App and web page records:
◇ ◇ ◇ ◇

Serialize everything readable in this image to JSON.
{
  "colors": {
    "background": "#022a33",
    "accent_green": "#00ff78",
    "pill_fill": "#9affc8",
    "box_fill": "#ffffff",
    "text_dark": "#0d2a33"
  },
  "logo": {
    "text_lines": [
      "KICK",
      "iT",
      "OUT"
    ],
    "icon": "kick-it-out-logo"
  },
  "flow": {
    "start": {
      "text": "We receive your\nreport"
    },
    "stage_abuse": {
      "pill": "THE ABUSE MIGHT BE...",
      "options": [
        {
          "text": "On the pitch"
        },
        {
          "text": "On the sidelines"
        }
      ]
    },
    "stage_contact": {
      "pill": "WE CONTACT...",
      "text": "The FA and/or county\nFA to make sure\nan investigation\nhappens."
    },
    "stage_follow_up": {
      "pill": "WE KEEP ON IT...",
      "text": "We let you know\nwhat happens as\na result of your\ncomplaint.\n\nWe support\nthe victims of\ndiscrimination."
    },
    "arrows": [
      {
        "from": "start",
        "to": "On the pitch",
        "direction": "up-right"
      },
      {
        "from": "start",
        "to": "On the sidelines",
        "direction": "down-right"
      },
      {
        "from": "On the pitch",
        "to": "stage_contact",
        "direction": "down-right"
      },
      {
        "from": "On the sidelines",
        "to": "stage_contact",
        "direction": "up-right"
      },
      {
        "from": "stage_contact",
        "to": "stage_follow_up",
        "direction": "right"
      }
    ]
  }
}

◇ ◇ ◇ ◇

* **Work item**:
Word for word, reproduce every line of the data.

* **Answer to the problem**:
Serialize everything readable in this image to JSON.
{
  "colors": {
    "background": "#022a33",
    "accent_green": "#00ff78",
    "pill_fill": "#9affc8",
    "box_fill": "#ffffff",
    "text_dark": "#0d2a33"
  },
  "logo": {
    "text_lines": [
      "KICK",
      "iT",
      "OUT"
    ],
    "icon": "kick-it-out-logo"
  },
  "flow": {
    "start": {
      "text": "We receive your\nreport"
    },
    "stage_abuse": {
      "pill": "THE ABUSE MIGHT BE...",
      "options": [
        {
          "text": "On the pitch"
        },
        {
          "text": "On the sidelines"
        }
      ]
    },
    "stage_contact": {
      "pill": "WE CONTACT...",
      "text": "The FA and/or county\nFA to make sure\nan investigation\nhappens."
    },
    "stage_follow_up": {
      "pill": "WE KEEP ON IT...",
      "text": "We let you know\nwhat happens as\na result of your\ncomplaint.\n\nWe support\nthe victims of\ndiscrimination."
    },
    "arrows": [
      {
        "from": "start",
        "to": "On the pitch",
        "direction": "up-right"
      },
      {
        "from": "start",
        "to": "On the sidelines",
        "direction": "down-right"
      },
      {
        "from": "On the pitch",
        "to": "stage_contact",
        "direction": "down-right"
      },
      {
        "from": "On the sidelines",
        "to": "stage_contact",
        "direction": "up-right"
      },
      {
        "from": "stage_contact",
        "to": "stage_follow_up",
        "direction": "right"
      }
    ]
  }
}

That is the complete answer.